the GOP does not cover transportation costs.


- In 2003, according to the GOP Statistics Office, 419,903
students enrolled in primary school in Panama. 413,067
finished the school year.


- As part of the Country Program to Eliminate Child Labor
(see above), in 2004 ILO/IPEC surveyed 515 child and
adolescent workers not employed as domestics in two urban
areas of Panama. Only 391 (70.1%) of the surveyed attend
school. Girls attended at a higher level than boys. For
5-14 year olds, 13.7% did not attend school. 47.7% of boys
and 62.5% of girls between the ages of 15-17 did not attend
school. Approximately one half of the children and
adolescents surveyed stated that they worked all day,
suggesting that they worked full time and went to school
simultaneously.


-------------- -

D. Does Panama have a comprehensive policy to
eliminate of the worst forms of child labor?
-------------- -


- Through the Country Program for Combating the Worst Forms
of Child Labor in Panama (funded by USDOL), the GOP is
working to create a program document and to identify the
worst forms of child labor. ILO/IPEC expects the GOP will
have identified the worst forms of child labor by December
2004, even accounting for delays because of the change in
government on September 1.


- The GOP's policy to eliminate child labor includes not
just the Ministry of Labor, but also the Ministry of
Education; the Ministry of Health; the Ministry of Youth,
Women, Family, and Children; the Technical Judicial Police's
Sex Crimes Unit; the Public Ministry's Sex Crime Prosecutor;
other ministries; a national commission; a national network;
a national committee; churches; and nonprofit organizations.


-------------- --------------

E. Is Panama making continual progress toward
eliminating the worst forms of child labor?
-------------- --------------


- The child labor situation in Panama includes commercial
sexual exploitation, agricultural labor, child labor as
domestics, and urban work by grocery car washers, grocery
baggers, and bus assistants.


- A survey of Child Labor by the GOP Statistics Office in
October 2000, indicated that 7.6% (57,524) of children
between the ages of 5 and 17 are economically active with
83.4% of them employed and 16.6% of them unemployed. Of
those employed, 76.8% were boys and 23.1% were girls.


- As discussed above, in 2004 the GOP made progress toward
eliminating the worst forms of child labor through its work
with ILO/IPEC to begin identifying the worst forms of child
labor; by enacting Law 16 on March 31, 2004 and training the
Technical Judicial Police and other agencies in this law; by
creating the Subcommittee for the Eradication of Child labor
in Veraguas province to combat child labor as domestics; and
by studying the problem of child labor in two urban areas.


- The GOP supported DOL efforts to begin a Child Labor
Education Initiative Program in Panama in the agricultural
sector.

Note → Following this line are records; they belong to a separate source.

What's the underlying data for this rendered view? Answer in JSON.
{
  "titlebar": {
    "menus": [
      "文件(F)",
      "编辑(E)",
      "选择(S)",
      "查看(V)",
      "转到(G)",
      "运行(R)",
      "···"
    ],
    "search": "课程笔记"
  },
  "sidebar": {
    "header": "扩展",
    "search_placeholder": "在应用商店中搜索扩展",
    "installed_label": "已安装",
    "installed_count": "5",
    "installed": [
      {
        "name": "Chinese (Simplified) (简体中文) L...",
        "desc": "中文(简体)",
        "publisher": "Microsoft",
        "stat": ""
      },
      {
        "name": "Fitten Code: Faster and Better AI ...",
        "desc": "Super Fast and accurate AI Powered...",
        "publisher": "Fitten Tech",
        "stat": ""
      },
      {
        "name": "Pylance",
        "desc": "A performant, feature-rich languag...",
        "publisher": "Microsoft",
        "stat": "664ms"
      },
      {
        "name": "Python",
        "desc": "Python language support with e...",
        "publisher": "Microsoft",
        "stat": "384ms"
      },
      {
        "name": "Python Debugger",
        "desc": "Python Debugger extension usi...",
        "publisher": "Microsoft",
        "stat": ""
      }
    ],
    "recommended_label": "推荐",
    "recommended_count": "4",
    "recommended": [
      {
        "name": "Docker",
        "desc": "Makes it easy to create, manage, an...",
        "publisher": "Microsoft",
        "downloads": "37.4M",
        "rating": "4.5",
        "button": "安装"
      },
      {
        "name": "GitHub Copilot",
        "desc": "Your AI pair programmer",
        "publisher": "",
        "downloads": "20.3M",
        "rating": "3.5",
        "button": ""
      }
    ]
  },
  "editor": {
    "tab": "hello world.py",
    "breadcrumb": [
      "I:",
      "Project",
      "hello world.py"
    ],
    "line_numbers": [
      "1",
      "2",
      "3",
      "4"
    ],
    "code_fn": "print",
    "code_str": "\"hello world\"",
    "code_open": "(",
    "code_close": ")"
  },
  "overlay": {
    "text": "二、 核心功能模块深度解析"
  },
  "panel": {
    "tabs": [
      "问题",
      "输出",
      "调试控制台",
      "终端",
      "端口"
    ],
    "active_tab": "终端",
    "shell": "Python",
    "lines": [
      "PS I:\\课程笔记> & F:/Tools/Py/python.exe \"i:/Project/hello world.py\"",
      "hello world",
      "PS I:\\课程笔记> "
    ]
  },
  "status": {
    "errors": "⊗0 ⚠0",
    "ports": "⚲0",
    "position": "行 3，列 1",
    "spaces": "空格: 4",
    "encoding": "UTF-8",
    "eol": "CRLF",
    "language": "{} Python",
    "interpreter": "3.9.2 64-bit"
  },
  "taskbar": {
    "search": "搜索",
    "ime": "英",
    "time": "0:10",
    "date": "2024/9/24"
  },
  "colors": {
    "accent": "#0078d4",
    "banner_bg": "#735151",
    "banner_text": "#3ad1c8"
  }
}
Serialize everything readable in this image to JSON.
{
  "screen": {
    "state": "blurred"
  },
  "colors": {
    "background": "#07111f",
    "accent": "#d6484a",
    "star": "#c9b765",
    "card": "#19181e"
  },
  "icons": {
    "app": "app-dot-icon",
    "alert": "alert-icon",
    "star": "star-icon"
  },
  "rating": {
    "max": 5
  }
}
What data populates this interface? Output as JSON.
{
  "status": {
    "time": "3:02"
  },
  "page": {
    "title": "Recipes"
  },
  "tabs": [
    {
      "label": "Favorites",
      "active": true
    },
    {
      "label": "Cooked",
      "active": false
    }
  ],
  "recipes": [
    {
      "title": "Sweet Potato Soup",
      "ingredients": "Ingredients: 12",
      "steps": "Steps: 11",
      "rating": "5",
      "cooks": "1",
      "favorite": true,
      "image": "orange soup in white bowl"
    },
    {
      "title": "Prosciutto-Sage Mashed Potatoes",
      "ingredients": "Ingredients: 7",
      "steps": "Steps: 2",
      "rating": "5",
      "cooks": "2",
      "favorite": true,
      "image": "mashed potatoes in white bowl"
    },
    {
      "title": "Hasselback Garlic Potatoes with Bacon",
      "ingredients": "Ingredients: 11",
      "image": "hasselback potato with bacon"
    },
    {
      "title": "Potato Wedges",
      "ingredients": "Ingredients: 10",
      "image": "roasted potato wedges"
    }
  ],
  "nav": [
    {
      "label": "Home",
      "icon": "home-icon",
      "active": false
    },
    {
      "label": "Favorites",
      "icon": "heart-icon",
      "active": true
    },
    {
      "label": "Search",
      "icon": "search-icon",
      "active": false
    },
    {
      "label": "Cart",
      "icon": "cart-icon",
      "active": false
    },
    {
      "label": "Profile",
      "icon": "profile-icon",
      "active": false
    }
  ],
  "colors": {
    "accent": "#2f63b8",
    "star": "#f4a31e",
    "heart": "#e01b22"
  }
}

An NGO, partially funded by the GOP, continued to
remove children from agricultural labor. The Ministry of
Youth, Women, Family, and Children maintained its training
and assistance centers.


WATT